Tying the tongue down to the lower jar with a strap or rag is practiced, especially in race horses where this problem seems to be prevalent. There is a fine line between tying the tongue tightly enough to prevent it’s escape, and causing circulatory, nerve, or other damage to it. It’s conceivable to me that this technique could result in aggravation or discomfort in it’s own right. I would rather use a special bit or plate as described above.
I consider a nose band that is cinched down tightly enough to potentially keep the tongue under the bit too restrictive and uncomfortable for the horse. Furthermore, I have no certainty that binding the jaws together in this way would prevent getting the tongue over the bit. It seems like trading one form of abnormal pressure or discomfort for another.
Tightening a curb or chin strap, or chain, in an effort to hold the bit down against the tongue and trap it there would be a completely unsatisfactory and inhumane technique, in my opinion. Besides being ineffectual it would magnify the very restriction and pressure that needs to be eliminated.
Whenever horses have a problem I feel we need to observe, research, and experiment to find a combination of equipment and techniques that will allow them to work comfortably, rather than ignoring their frustration and/or discomfort – physical, mental, emotional. Often, as in the case of the horse in question here, they do their job well in spite of a problem which makes them uncomfortable. But they are comfort lovers and they need and deserve their all important comfort.
Perhaps I should end this long winded discourse before I cause even the most avid readers to get their tongues over the bit, throw their tails up over their backs and run off.
Doc Hammill D.V.M.
Doc lives in Montana and helps people learn about horses through his writing, workshops, demonstrations, and horsemanship video series. www.DocHammill.com
(1) Figures 1, 2, 3, 5, 6 and 7 depict a cross section of the lower jar at the level of the bit to illustrate various relationships between the bit, the tongue, and the bars of the mouth (jawbones and overlying gums)

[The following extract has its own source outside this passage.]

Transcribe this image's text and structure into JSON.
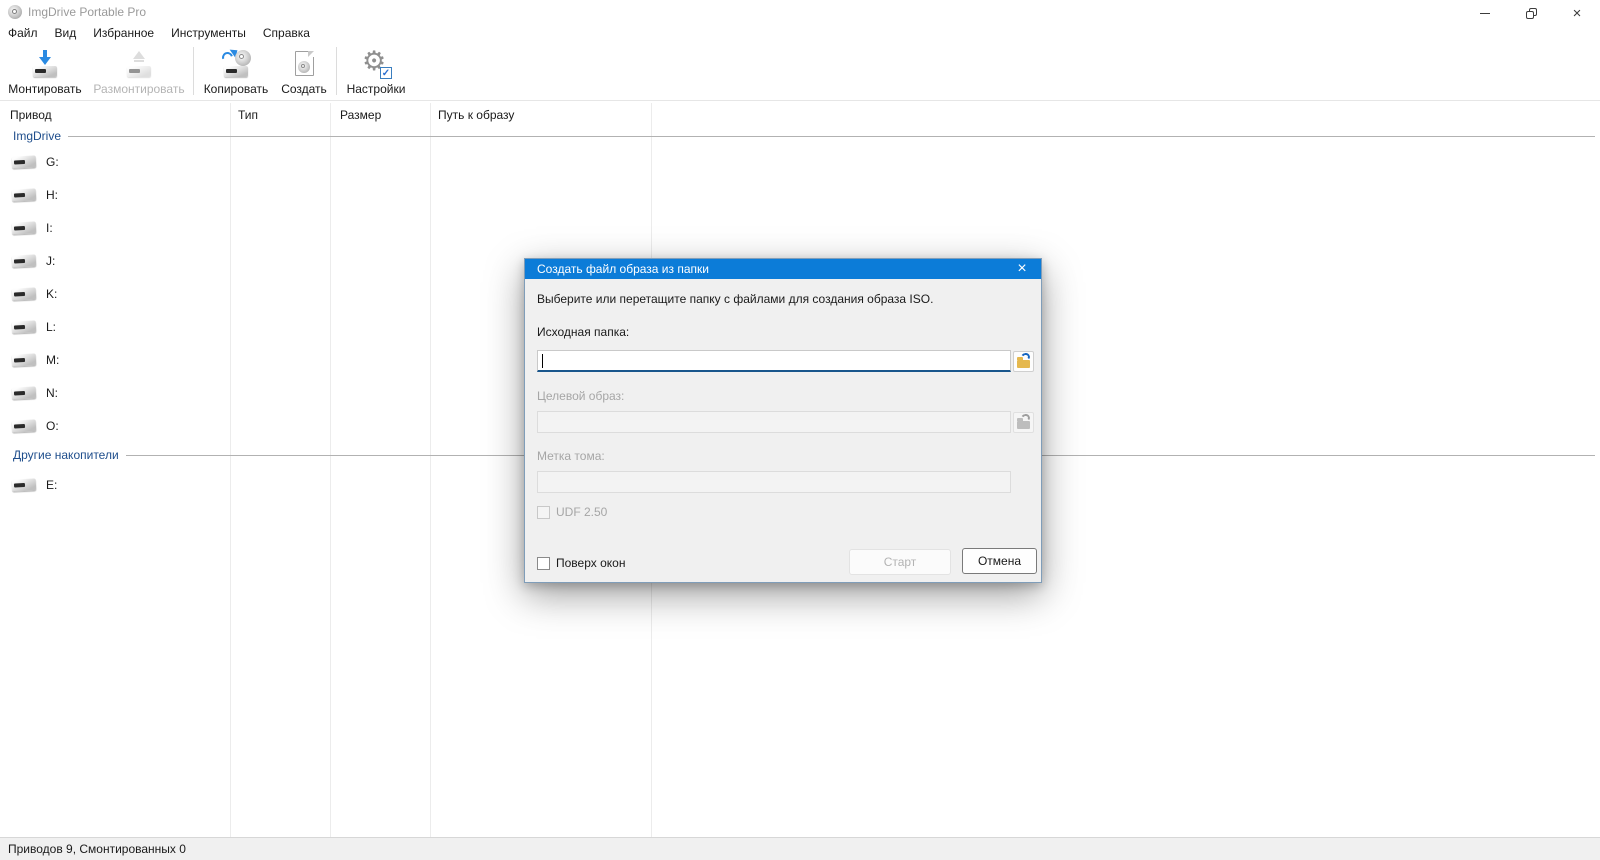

(2) Behavior Problems in Horses, Susan McBane, David & Charles Inc., 1987